Fear is probably our biggest enemy at the moment. It prevents us solving problems and reinforces existing patterns of behaviour that make matters worse.

Yes, the economic prospects in most Western nations are dismal. Yes, the Eurozone is falling apart.  Yes, the global financial system is at risk. Yes, some of our banks may well fail - although I personally don't think all of them will.  But none of these are reasons to panic.  We may well have a global financial crisis. We don't have a global disaster. Let's not create one.

Instead, let's call upon politicians to work together constructively to resolve this ghastly mess. Suspend party political differences, stop scoring points and be prepared to adjust policies to achieve workable solutions. Only this way can fear be conquered and the real economic difficulties we face be addressed.

Friday, 7 October 2011

Downgrade, what downgrade?

This morning, the credit rating agency Moody's downgraded 12 UK banks and building societies. Understandably, people have been asking whether this means that these financial institutions are unsafe, and whether the overall credit rating for the UK is in danger - even though S&P, another credit rating agency, affirmed the UK's AAA rating only two days ago.

The statement from Moody's makes it clear that the reason for the downgrade is the expectation of less support from government for these financial institutions: 

"...announcements made, as well as actions already taken by UK authorities have significantly reduced the predictability of support over the medium to long-term."

Moody's still expect some support from government for the large systemically-important banks such as Lloyds TSB and RBS, although they believe that even this may be withdrawn in the medium to long-term, so the ratings for these banks are on negative watch.  But their view is that smaller institutions such as the Co-op Bank and smaller building societies would simply be allowed to fail in a crisis.  I am slightly surprised by the two-notch downgrade of RBS, since it is 84% government-owned. Would the government really fail to provide support to a bank in which it has a controlling interest?

The driver for this downgrade must surely be the Independent Commission on Banking's report. As I've commented in a previous post, the aim of the recommendations in this report is to allow banks to fail safely. Personally I think that the recommendations actually fall short of meeting this objective. But the fact that the government has accepted those recommendations is a clear signal that support for banks can no longer be taken for granted. A further consideration would be the fact that the Government allowed Southsea Bank to fail in June 2011.

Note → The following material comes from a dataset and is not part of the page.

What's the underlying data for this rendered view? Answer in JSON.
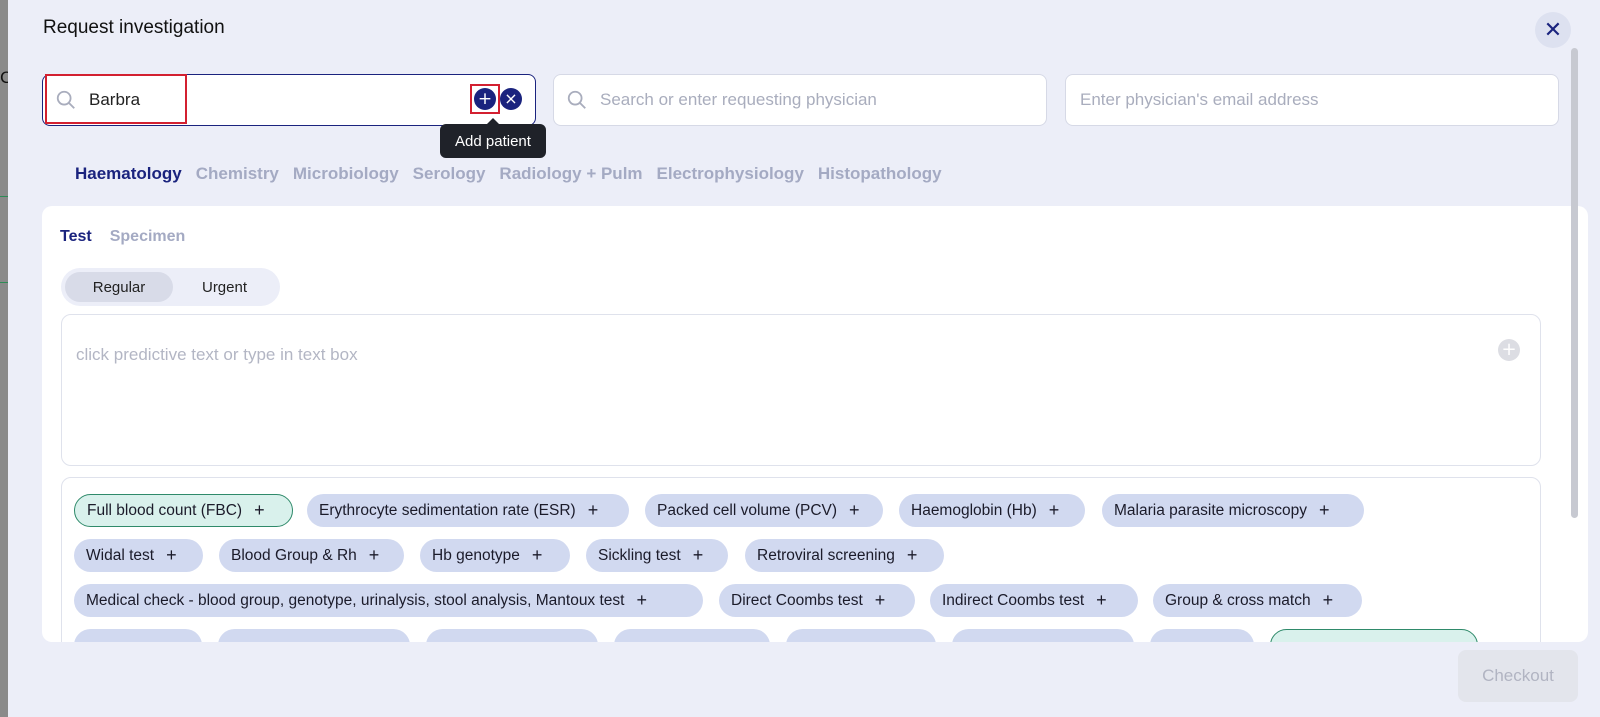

It is quite wrong to view this downgrade as in any way reflecting on the viability of these financial institutions. In fact even the term "downgrade" is misleading. What Moody's has done is assess the commercial creditworthiness of these institutions in the absence (or reduced level) of government support and assign an appropriate rating. It's an adjustment to a more realistic level, not a downgrade as such.  It does not indicate any danger to these institutions - in fact their new commercial ratings are generally pretty good. Nor is there any danger to small depositors: deposits in all financial institutions are insured by the FSCS up to £85K.

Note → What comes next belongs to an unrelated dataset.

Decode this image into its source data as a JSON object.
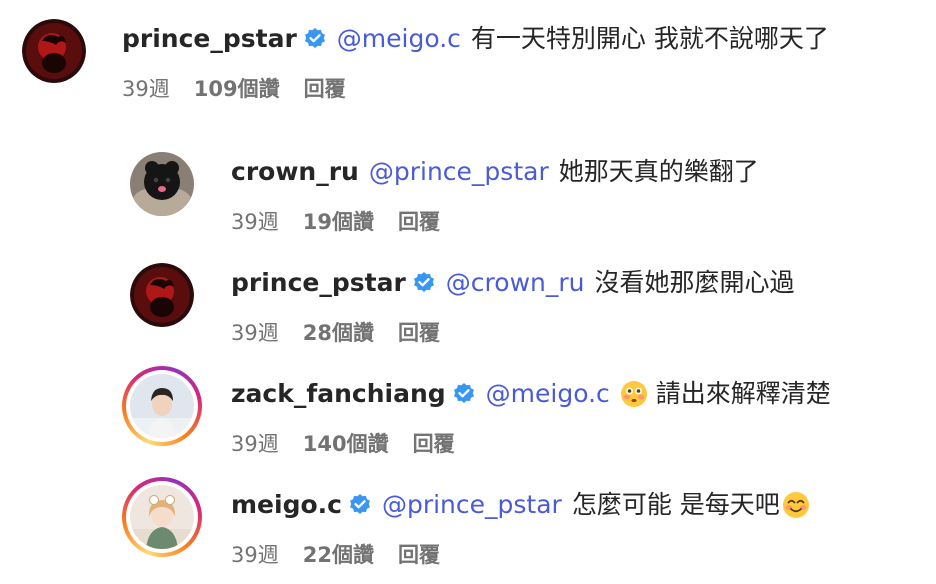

What this adjustment will do, however, is raise the cost of capital and funding for these banks, which may find its way through into higher fees and charges, and possibly higher interest rates on lending. Not especially good news for bank customers. 

Finally, this adjustment in no way reflects on the creditworthiness of the UK itself. In fact as Moody's now clearly believes the UK government is quite happy to throw smaller banks and building societies to the wolves instead of bailing them out, and may think twice before throwing money at larger banks too, it may be more willing to maintain the UK's AAA rating.